Many patients who undergo GBP or BPD report long-term normalization of plasma glucose levels. The operations appear to restore insulin sensitivity, prevent progression from impaired glucose metabolism to frank diabetes, and decrease the rate of mortality from diabetes in persons who were previously morbidly obese. Potential mechanisms for this beneficial effect on glucose metabolism include weight loss or decreased food intake. However, the positive effect of surgery occurs before significant weight loss occurs, and the fact that gastroplasty has a significantly less beneficial effect on glucose metabolism makes these explanations appear unlikely.
A more likely reason for the positive effect of weight-reducing surgery on glucose control is the subsequent change in the pattern of secretion of gastrointestinal hormones, including enteroglucagon and leptin. When BPD is performed on persons who are not morbidly obese, the beneficial effects on glucose metabolism hint that a portion of the etiology of type 2 diabetes is probably the same among obese and nonobese patients.

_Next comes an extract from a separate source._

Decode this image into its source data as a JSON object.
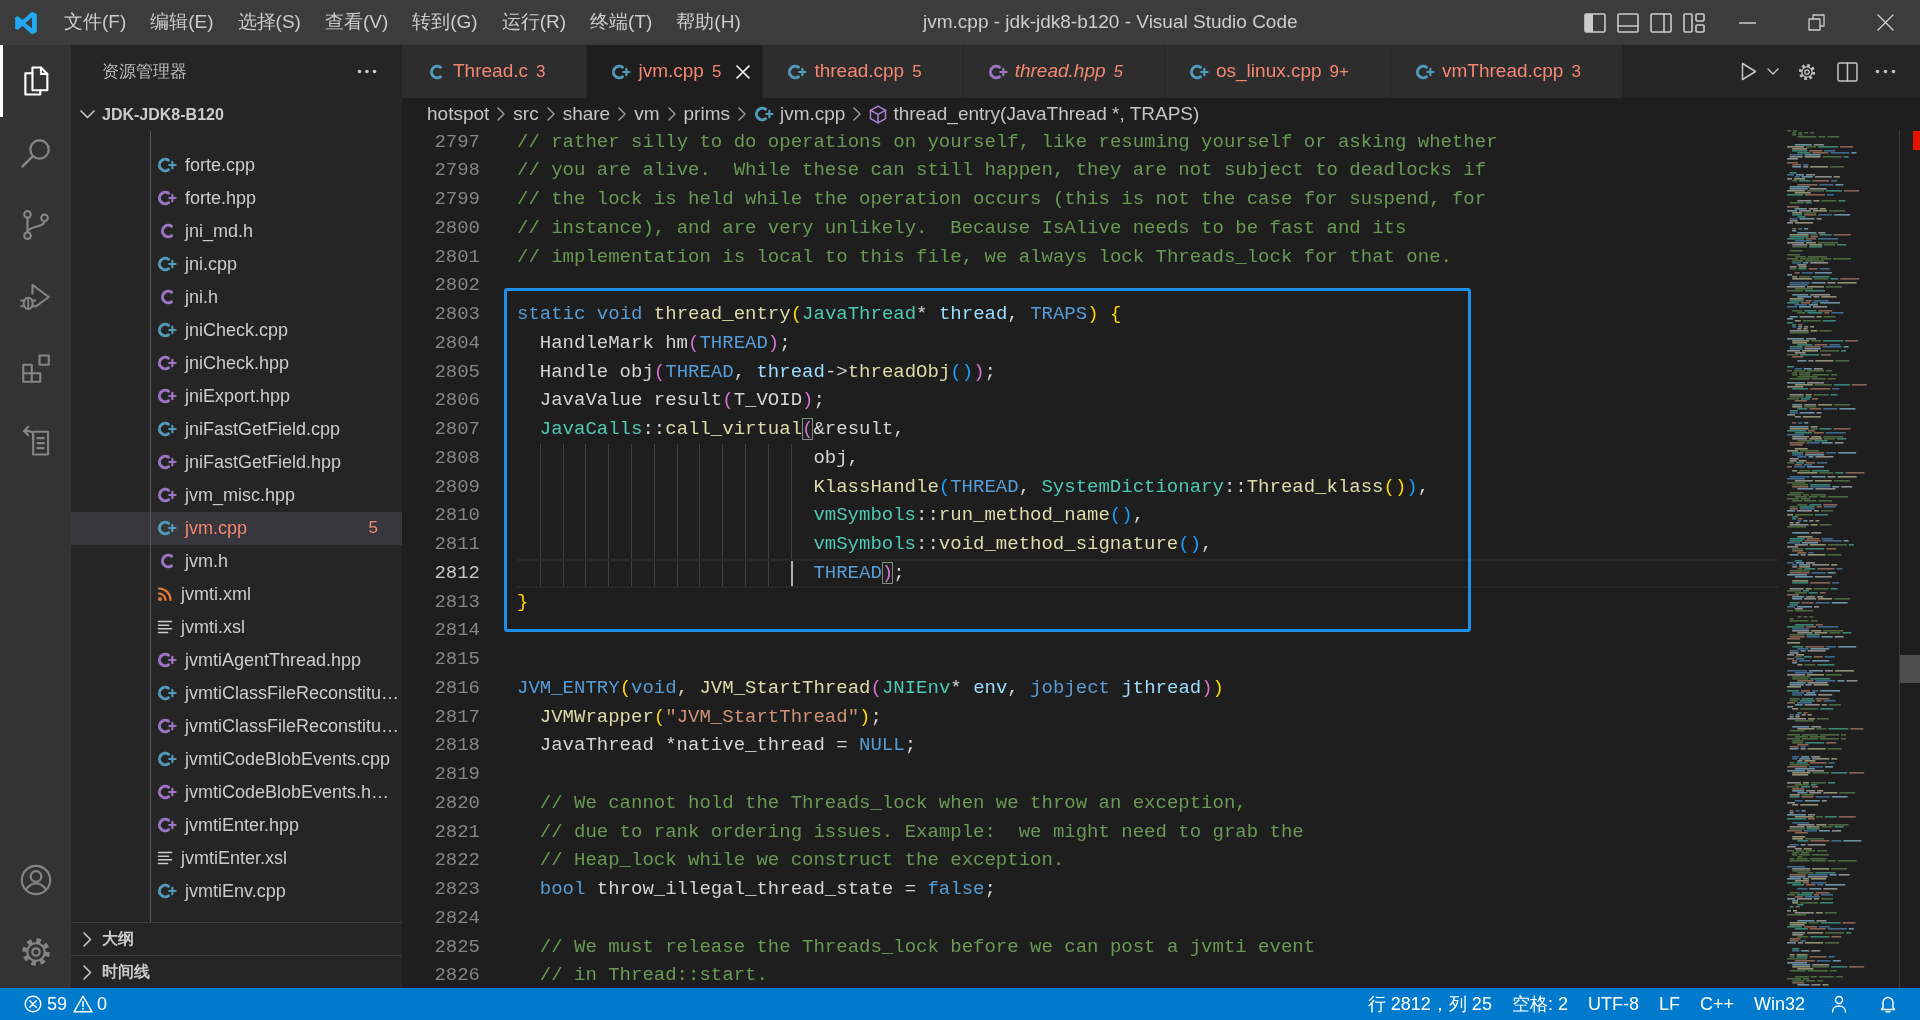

Bypassing of the duodenum and proximal jejunum, which is included in both procedures, probably decreases production of a hormone or neuronal signal secondary to the passage of food that is responsible for the impaired action or secretion of insulin that occurs in type 2 diabetes. This outcome is not related to a decrease in food intake or a drop in weight.
The authors conclude that morbid-obesity surgery may be a specific, primary treatment for type 2 diabetes. They recommend GBP over BPD in nonmorbidly obese patients with diabetes because of the lower complication rate and the lower incidence of important late metabolic sequelae, and because the procedure can be performed laparoscopically. Further studies of this surgical effect on diabetes are recommended.